Data entries:
============
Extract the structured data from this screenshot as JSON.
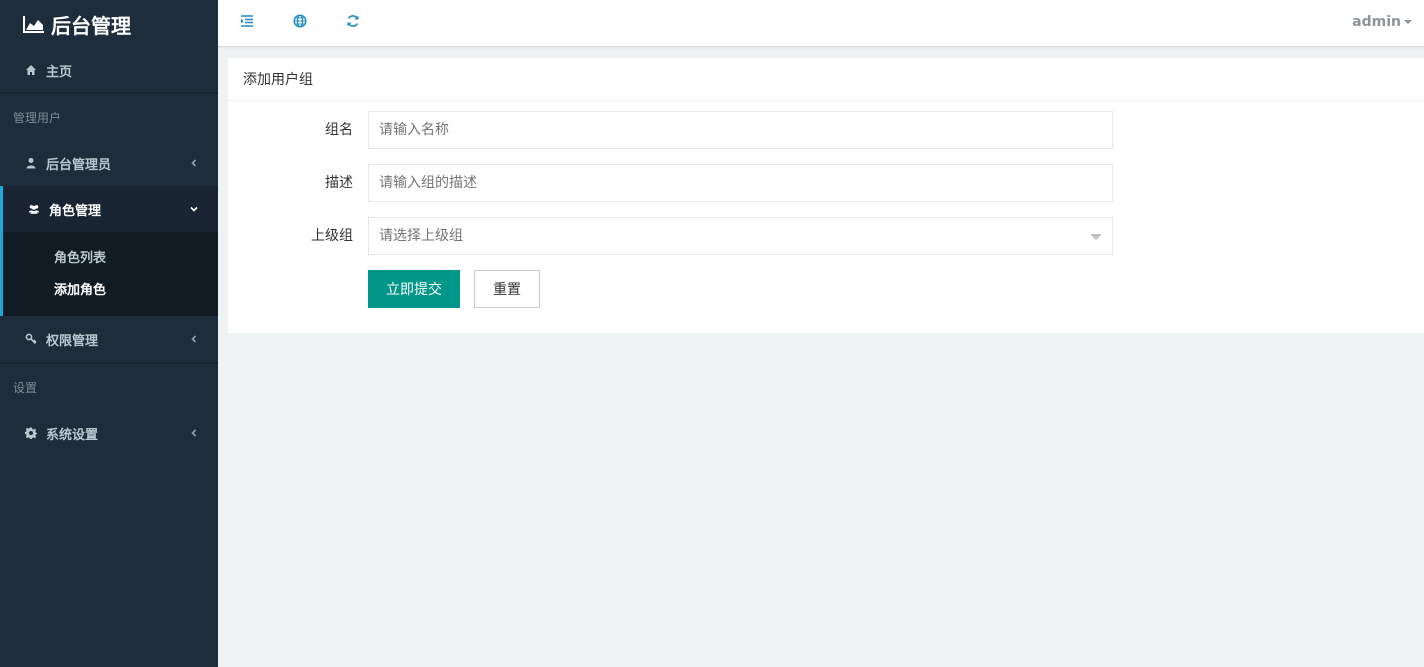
{
  "sidebar": {
    "brand": {
      "title": "后台管理",
      "icon": "area-chart-icon"
    },
    "home": {
      "label": "主页",
      "icon": "home-icon"
    },
    "sections": [
      {
        "label": "管理用户"
      },
      {
        "label": "设置"
      }
    ],
    "items": [
      {
        "label": "后台管理员",
        "icon": "user-icon"
      },
      {
        "label": "角色管理",
        "icon": "users-icon",
        "expanded": true
      },
      {
        "label": "权限管理",
        "icon": "key-icon"
      },
      {
        "label": "系统设置",
        "icon": "gear-icon"
      }
    ],
    "submenu": [
      {
        "label": "角色列表",
        "active": false
      },
      {
        "label": "添加角色",
        "active": true
      }
    ],
    "colors": {
      "background": "#1e2d3c",
      "active_border": "#1ba9d6"
    }
  },
  "topbar": {
    "icons": [
      "indent-icon",
      "globe-icon",
      "refresh-icon"
    ],
    "user": "admin"
  },
  "form": {
    "title": "添加用户组",
    "fields": [
      {
        "label": "组名",
        "placeholder": "请输入名称"
      },
      {
        "label": "描述",
        "placeholder": "请输入组的描述"
      },
      {
        "label": "上级组",
        "placeholder": "请选择上级组"
      }
    ],
    "submit_label": "立即提交",
    "reset_label": "重置",
    "colors": {
      "primary": "#009688"
    }
  }
}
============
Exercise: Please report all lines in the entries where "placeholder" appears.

Response to this exercise:
        "placeholder": "请输入名称"
        "placeholder": "请输入组的描述"
        "placeholder": "请选择上级组"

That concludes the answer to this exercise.